- You can't wear a hat when you're having your hair cut. | - No indeed.
There's two hats.
- Maybe she better keep her hat on. | - It might not be bad.
Now, look here, | there's a nice stick of candy for you.
- Aren't you ashamed? | That's the barbershop candy.
- I've got plenty of it. | - You think they were really chasing the bandit?
Sure it was. For two pins, I'd close | this shop and go over and get him...
and choke him to death | with my bare hands.
That's the way we used to choke wolves | to death years ago in the northwest.
I belong to the Bare Hand | Wolf Chokers Association.
Had to choke a wolf to death | before you could belong to the asso...
Um, yes, sir, | yes, sir, yes, sir?
Listen, barber, get rid of those people | and get rid of them quick.
- I'm sorry, folks. This gentleman is ahead of you. | - That's absurd.
- After I've waited here this length of time. | - He telephoned in...
- He telegraphed... | - What's the matter with you?
- He was here.
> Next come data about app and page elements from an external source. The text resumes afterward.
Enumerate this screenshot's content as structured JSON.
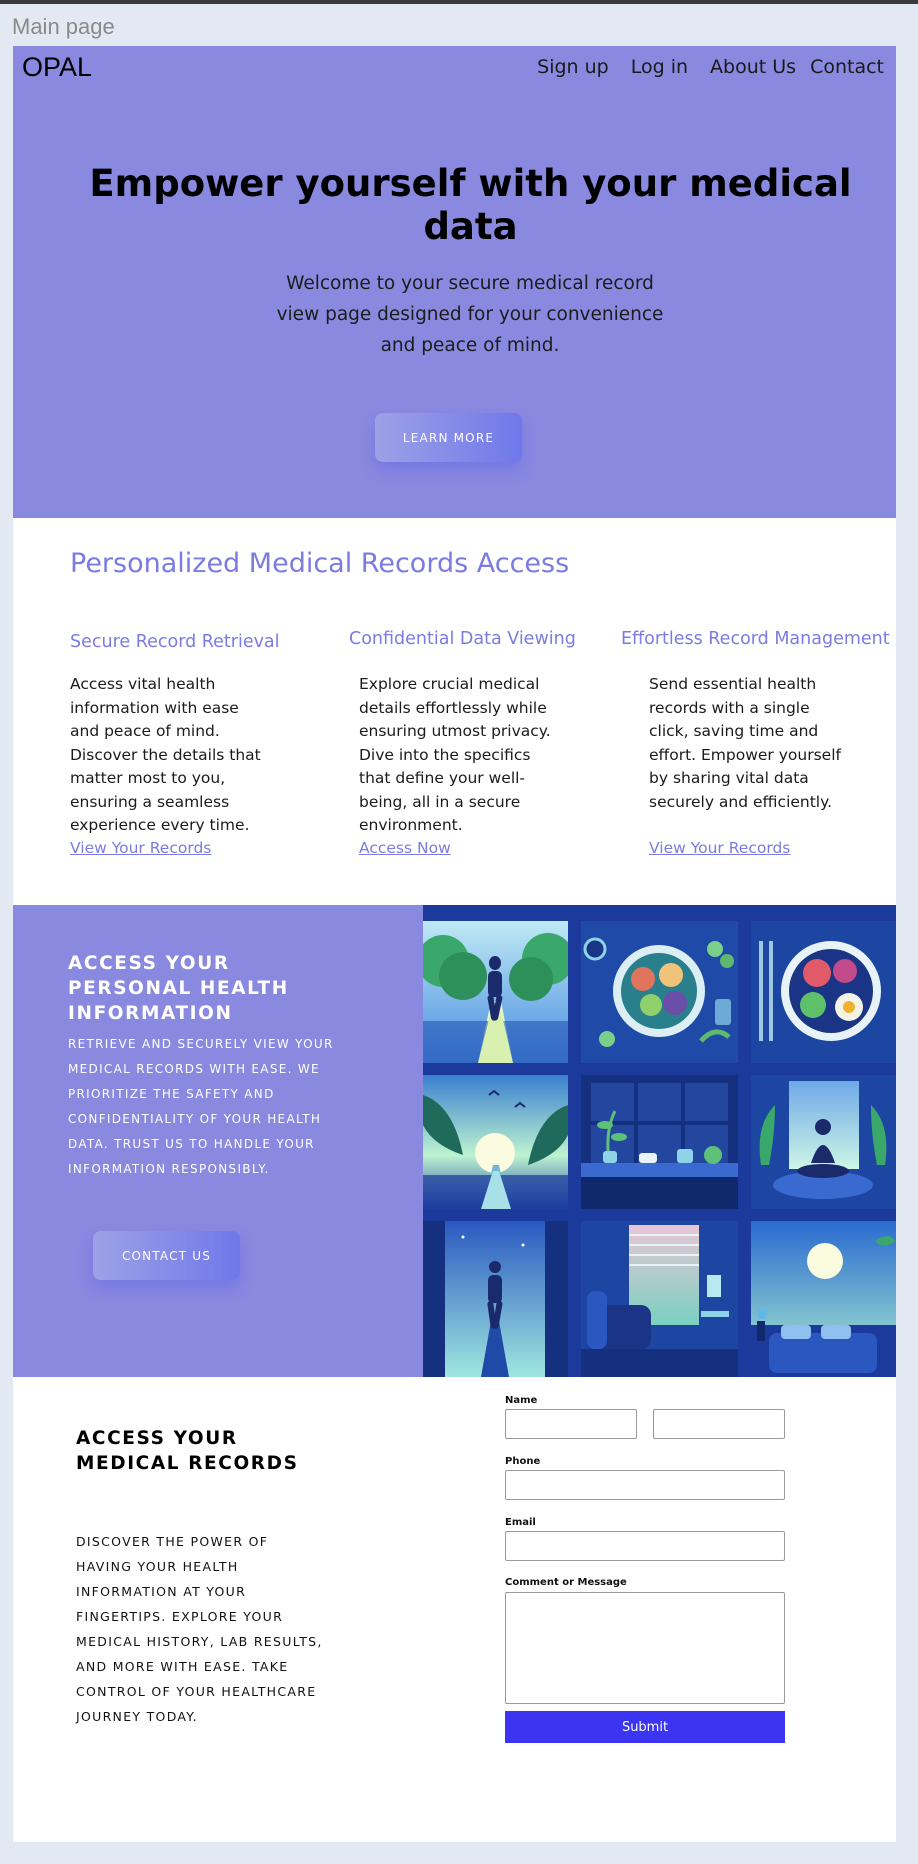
{
  "frame": {
    "label": "Main page"
  },
  "header": {
    "logo": "OPAL",
    "nav": [
      "Sign up",
      "Log in",
      "About Us",
      "Contact"
    ]
  },
  "hero": {
    "title": "Empower yourself with your medical data",
    "subtitle": "Welcome to your secure medical record view page designed for your convenience and peace of mind.",
    "button": "LEARN MORE"
  },
  "features": {
    "title": "Personalized Medical Records Access",
    "columns": [
      {
        "heading": "Secure Record Retrieval",
        "body": "Access vital health information with ease and peace of mind. Discover the details that matter most to you, ensuring a seamless experience every time.",
        "link": "View Your Records"
      },
      {
        "heading": "Confidential Data Viewing",
        "body": "Explore crucial medical details effortlessly while ensuring utmost privacy. Dive into the specifics that define your well-being, all in a secure environment.",
        "link": "Access Now"
      },
      {
        "heading": "Effortless Record Management",
        "body": "Send essential health records with a single click, saving time and effort. Empower yourself by sharing vital data securely and efficiently.",
        "link": "View Your Records"
      }
    ]
  },
  "band": {
    "title": "ACCESS YOUR PERSONAL HEALTH INFORMATION",
    "body": "RETRIEVE AND SECURELY VIEW YOUR MEDICAL RECORDS WITH EASE. WE PRIORITIZE THE SAFETY AND CONFIDENTIALITY OF YOUR HEALTH DATA. TRUST US TO HANDLE YOUR INFORMATION RESPONSIBLY.",
    "button": "CONTACT US"
  },
  "gallery": {
    "images": [
      "runner-park-image",
      "healthy-plate-image",
      "salad-plate-image",
      "sunrise-path-image",
      "window-plants-image",
      "meditation-image",
      "night-runner-image",
      "living-room-image",
      "bedroom-moon-image"
    ]
  },
  "form_section": {
    "title": "ACCESS YOUR MEDICAL RECORDS",
    "body": "DISCOVER THE POWER OF HAVING YOUR HEALTH INFORMATION AT YOUR FINGERTIPS. EXPLORE YOUR MEDICAL HISTORY, LAB RESULTS, AND MORE WITH EASE. TAKE CONTROL OF YOUR HEALTHCARE JOURNEY TODAY.",
    "labels": {
      "name": "Name",
      "phone": "Phone",
      "email": "Email",
      "message": "Comment or Message"
    },
    "values": {
      "first": "",
      "last": "",
      "phone": "",
      "email": "",
      "message": ""
    },
    "submit": "Submit"
  },
  "colors": {
    "accent": "#8a89e0",
    "heading": "#7b7be2",
    "submit": "#3b35f1",
    "gallery_bg": "#1b3a9c"
  }
}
He came... | - You act like an idiot.
Come on, Gloria. | We'll get out of this place.
- Think I'll go upstairs. | - Stay where you are.
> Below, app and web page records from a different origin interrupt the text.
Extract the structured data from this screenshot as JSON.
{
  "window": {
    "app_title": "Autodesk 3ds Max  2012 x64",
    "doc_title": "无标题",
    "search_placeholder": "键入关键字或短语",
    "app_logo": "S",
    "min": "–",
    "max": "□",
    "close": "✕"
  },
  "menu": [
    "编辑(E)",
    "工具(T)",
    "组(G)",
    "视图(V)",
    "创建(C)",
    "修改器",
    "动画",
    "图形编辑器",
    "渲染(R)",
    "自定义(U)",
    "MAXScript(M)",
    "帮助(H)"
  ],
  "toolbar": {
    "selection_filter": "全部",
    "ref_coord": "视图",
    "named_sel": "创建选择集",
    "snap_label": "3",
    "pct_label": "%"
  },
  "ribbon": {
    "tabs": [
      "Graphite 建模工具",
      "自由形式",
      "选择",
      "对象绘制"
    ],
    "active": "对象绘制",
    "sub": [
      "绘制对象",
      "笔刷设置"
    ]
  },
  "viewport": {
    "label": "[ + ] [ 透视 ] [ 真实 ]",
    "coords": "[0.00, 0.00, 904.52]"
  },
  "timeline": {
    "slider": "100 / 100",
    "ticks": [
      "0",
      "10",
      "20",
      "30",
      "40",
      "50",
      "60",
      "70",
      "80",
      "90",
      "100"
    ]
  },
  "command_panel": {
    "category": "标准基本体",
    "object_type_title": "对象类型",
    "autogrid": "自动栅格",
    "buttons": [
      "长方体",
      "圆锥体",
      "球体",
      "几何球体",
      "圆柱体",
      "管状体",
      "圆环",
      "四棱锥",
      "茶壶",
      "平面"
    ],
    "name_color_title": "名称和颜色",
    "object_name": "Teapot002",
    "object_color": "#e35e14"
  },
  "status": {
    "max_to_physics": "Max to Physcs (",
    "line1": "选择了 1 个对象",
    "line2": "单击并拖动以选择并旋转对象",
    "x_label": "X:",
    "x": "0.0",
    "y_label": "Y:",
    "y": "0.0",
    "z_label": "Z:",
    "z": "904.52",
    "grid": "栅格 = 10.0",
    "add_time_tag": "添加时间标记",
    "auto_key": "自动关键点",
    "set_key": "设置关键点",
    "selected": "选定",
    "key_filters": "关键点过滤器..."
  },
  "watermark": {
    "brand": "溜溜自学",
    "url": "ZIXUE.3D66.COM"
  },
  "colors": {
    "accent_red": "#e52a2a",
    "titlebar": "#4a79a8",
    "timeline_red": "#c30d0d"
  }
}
Listen, barber, you've got ten minutes | to make me look like another man.
- Yes, sir. | - I gotta get out of this town fast.
Get that thing off there. | Come on. Make it snappy.
- I think I'll go home, Mr. O'Hare. | - Stay where you are.
Listen, barber, get this. | Take the mustache off.
Take the tabs off. Take the eyebrows | off. Close-crop the hair.
- And make it snappy. | - Have you tried that good barber at the hotel?
- He's wonderful. | - Get busy.
I'm the worst barber in town. | My wife will tell you that.
- Will you take those off? | - Yes, sir. Yes, sir.
What are you doing? Are you gonna | get going, or are you gonna get going?
- I'm gonna get going. | Lock the door, Miss Sharp.
Gangway, please! | Excuse me.
Stop in the name | of the law!
Stop | in the name of the law!
Get out of the way, you fools! | You wanna get killed?
Wretched bicycle!
I didn't mean it!
Get out of the way, you fools! | I didn't mean it.
Let me up. Let me up. | I didn't try to get ya.
I like bandits. | Some of my best friends are bandits.
The president of the bank | comes up to our house.
- Congratulations, Mr. O'Hare. | - Yeah?
You get the $2,000 reward. This is | the fella we've been looking for.
- I told ya I'd get him, didn't I? | - What's the matter here?
- What happened? | - I caught the bandit.
- You caught him? | - Yeah, I get the $2,000 reward.
I had to chase him | around the block three times...
before I got the revolver | away from him.
- I don't believe my own ears. | - One side, folks. Just a minute.
Here's the brave little lad | that captured the bandit.
He hit a liner with a baseball that | struck him right on the top of his head.
He knocked poor Mr. O'Hare here | right off his bicycle.
- Are you hurt, Mr. O'Hare? | - Not physically, no.
- Come on, Dick. Get these folks out of here. | - All right. Come on, you.
That's a brave | little lad, Ronald.
In regards to the reward, Mr. O'Hare, | step over to the station tomorrow.
I'll see that | you get it.
So, you caught | the burglar.
Come, Ronald.
- Pop, you wanna hear another riddle? | - Not now, Ronald. I'm not in the mood.
- Go upstairs and eat your spinach. | - Never mind, Mr. O'Hare.
- I know you caught the bandit. | - I know I caught him too.
What's the good of arguing with | those people? They're all nervous.
You can't talk | to 'em at all.
Come on, Lena. | Let's talk to her.
Little devils. | You're just as lively as can be too.
Lena, how could you?
You dog, you.